Like all the most ambitious people, Reinhard Heydrich was a collector of titles: SS Obergruppenfuehrer, Head of the SD, Head of the Prussian Gestapo, Head of Gestapo for the Reich, Head of the Sicherheitspolizei, Head of the Reich’s Main Security Office, and Reich Protector of Bohemia and Moravia. He also collected several unofficial sobriquets: the Hangman, The Butcher of Prague, Himmler’s Brain, Himmler’s Evil Genius, The Man with the Iron Heart, The Blond Beast, and (perhaps most memorably) The Young Evil God of Death.
The internal politics of Nazi Germany operated according to the law of the jungle. Nazis were expected and encouraged to seize opportunities for advancement, preferably by the most ruthless and radical means. In such an environment it’s easy to see why Reinhard Heydrich soared to the top.
Heydrich’s first job upon joining Heinrich Himmler’s SS was to build the Sicherheitsdienst, the SD. Its remit was to gather intelligence about anyone considered a potential threat to Nazi power, including figures within the Nazi party itself. From this, Heydrich built up files on everyone in the Nazi power structure, and even the most senior Nazis feared what Heydrich might do with them. When Himmler and Goering wanted to dispose of SA-Chief Ernst Roehm, it was Heydrich who falsified the evidence that convinced Hitler that Roehm was planning to move against him. This action demonstrated Heydrich’s ruthlessness and solidified his hold over a new toy: the Gestapo.
Now Heydrich had both intelligence gathering and political police power in his hands. In the coming years, Heydrich would unleash this power on what remained of the political opposition–communists, socialists, liberals, Catholic politicians, and students. His methods were more subtle than those of the SA, which often resorted to pubilc beatings and killings. Under Heydrich, victims generally just heard a knock on the door and vanished. Their beatings and killings took place later, in private.

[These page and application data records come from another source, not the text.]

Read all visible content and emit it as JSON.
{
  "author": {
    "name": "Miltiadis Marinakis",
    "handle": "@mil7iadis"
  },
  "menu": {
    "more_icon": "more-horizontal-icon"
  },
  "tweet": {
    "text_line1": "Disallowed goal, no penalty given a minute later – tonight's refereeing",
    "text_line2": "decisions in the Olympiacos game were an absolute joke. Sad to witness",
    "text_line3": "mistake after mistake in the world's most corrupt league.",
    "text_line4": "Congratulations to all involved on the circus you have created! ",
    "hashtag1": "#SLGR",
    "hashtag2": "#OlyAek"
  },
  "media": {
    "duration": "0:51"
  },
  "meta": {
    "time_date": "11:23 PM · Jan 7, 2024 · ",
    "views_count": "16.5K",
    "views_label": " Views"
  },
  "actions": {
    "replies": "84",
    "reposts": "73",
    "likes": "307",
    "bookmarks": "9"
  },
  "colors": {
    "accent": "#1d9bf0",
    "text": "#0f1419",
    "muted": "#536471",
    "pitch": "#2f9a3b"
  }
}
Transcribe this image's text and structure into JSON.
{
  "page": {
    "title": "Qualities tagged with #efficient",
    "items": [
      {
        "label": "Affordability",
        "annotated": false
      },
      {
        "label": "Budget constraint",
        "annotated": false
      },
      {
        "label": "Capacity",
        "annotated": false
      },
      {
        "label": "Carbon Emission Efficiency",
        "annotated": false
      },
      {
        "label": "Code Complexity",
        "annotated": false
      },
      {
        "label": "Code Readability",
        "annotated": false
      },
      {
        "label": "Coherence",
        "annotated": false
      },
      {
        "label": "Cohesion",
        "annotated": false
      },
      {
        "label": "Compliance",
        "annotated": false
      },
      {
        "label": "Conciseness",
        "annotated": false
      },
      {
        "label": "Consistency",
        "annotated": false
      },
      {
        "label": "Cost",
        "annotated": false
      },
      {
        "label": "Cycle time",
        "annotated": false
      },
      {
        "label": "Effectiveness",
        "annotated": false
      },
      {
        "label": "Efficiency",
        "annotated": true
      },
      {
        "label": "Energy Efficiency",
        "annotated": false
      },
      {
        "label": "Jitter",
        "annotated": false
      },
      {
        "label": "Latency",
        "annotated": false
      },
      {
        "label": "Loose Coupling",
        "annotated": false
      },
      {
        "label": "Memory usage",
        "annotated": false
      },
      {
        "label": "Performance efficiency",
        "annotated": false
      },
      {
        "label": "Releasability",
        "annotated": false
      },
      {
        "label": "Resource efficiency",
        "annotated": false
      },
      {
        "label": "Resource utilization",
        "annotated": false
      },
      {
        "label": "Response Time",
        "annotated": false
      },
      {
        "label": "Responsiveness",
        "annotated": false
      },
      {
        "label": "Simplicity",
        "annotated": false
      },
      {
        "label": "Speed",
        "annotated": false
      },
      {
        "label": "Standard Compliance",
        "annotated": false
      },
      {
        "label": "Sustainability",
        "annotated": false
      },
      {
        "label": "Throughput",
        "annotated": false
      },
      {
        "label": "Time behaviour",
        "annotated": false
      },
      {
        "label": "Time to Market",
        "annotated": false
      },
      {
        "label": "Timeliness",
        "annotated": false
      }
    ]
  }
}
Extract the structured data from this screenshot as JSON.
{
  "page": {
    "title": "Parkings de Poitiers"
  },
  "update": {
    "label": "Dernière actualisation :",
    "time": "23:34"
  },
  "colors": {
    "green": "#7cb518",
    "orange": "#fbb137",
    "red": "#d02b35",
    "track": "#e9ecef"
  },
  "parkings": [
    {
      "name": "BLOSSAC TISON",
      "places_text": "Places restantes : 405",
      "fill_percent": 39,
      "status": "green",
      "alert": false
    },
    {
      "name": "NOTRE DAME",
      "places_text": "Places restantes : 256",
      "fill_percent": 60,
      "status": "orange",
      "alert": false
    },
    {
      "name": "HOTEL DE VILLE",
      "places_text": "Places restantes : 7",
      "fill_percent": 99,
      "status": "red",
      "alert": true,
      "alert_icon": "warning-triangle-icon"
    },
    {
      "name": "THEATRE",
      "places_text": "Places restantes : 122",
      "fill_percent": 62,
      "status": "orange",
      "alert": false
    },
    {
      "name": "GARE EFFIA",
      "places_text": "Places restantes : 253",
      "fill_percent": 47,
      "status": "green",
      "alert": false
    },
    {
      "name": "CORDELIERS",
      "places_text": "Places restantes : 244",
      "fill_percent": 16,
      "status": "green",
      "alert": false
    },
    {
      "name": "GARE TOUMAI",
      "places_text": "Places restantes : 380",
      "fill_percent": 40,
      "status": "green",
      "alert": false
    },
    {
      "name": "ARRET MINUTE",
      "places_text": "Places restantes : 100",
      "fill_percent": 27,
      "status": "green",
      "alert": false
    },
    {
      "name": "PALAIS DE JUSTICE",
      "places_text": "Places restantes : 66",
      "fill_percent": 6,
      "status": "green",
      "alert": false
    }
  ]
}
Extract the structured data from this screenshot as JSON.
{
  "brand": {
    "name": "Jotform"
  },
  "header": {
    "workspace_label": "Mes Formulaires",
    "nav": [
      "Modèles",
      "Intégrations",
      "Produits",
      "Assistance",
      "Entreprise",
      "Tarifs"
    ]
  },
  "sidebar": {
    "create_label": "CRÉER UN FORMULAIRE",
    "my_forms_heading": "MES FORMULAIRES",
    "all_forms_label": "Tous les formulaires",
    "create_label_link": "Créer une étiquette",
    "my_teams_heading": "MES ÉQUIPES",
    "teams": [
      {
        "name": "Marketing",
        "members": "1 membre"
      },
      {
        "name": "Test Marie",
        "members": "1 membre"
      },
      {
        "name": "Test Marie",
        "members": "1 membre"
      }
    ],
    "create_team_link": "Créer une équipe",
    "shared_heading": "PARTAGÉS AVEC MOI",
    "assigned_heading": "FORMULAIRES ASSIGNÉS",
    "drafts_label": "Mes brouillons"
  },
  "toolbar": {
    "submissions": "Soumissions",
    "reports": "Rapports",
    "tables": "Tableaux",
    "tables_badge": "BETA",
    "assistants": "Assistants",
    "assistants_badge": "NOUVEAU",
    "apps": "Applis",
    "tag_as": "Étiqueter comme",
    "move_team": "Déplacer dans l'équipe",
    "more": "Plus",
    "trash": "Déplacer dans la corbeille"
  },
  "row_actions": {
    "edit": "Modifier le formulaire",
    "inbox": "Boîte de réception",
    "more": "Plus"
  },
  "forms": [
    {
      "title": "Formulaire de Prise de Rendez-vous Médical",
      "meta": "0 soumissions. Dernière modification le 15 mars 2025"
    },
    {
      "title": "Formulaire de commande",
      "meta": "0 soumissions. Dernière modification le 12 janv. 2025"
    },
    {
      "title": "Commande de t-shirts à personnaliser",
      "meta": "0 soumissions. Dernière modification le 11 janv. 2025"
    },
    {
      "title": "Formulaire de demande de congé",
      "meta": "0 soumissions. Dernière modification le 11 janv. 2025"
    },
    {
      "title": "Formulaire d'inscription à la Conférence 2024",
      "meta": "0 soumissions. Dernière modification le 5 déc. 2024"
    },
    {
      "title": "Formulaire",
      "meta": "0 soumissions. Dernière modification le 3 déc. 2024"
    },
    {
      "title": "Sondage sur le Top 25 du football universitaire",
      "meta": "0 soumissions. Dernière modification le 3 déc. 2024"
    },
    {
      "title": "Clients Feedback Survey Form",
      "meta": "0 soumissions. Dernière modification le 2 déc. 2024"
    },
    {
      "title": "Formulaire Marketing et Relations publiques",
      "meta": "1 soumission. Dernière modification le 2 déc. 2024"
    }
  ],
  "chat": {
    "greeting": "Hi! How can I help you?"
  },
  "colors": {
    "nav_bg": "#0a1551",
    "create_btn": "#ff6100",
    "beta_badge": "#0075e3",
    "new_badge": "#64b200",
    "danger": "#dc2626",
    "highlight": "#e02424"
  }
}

In June of 1936, the month in which The Summer of Long Knives is set, Hitler granted control of all the Reich’s police forces–including the previously non-political uniformed police and criminal investigator division (Kripo) to Heinrich Himmler, who made Heydrich the head of the newly created SiPo (a fusion of the ordinary police and the Gestapo) in addition to his position as head of the SD. Over the next three years, Heydrich would reorganize his office so that all police entities and intelligence agencies in his purview operated out of one office: the RSHA, the Reich’s Main Security Office. Not long after the Berlin Olympics, Heydrich, who’d already effectively crushed political opposition, turned his interest to new targets: the Jews, the Roma, and homosexuals (particularly male homosexuals). Though the Kristallnacht (the Night of Broken Glass) was suggested by Goebbels and approved by Hitler, it was Heydrich who handled the details of the massive pogrom, coordinating police, the Gestapo, the SA, concentration camp officials, and firemen. 20,000 Jews were arrested and sent to concentration camps in the days following Kristallnacht. Historians peg this as the beginning of the Holocaust, an crime in which Heydrich was so involved that following his assassination in Prague in 1942, the mass killings in Poland’s death camps, which Heydrich had organized, were renamed Operation Reinhard as a tribute to him.
What was Heydrich like personally? Outside of his job, he was fiercely competitive at sports, including skiing, fencing, and tennis, and apparently he was a sore loser. Though he was physically formidable, he had a relatively high-pitched voice that embarrassed him. Few recordings exist of Heydrich speaking in public. Rumors, which it was dangerous to breathe once Heydrich achieved power, suggested Heydrich’s possible Jewish ancestry. He had few genuine friends, which given his job and personality is understandable. He was a womanizer both before and after his marriage, but the only thing that was able to relax him was music. Heydrich was an accomplished violinist who often moved his listeners to tears with his sensitive interpretations of classical music. One acquaintance of Heydrich’s said that the only time his stony and suspicious expression softened was when he held the violin and the bow.
Heydrich’s deeds are too many to be given proper analysis here. The U.S. Holocaust Museum provides a tidy summary of his full career. And this biography, Hitler’s Hangman, is for anyone who wants to delve deeper.
Next week: Wilhelm Frick.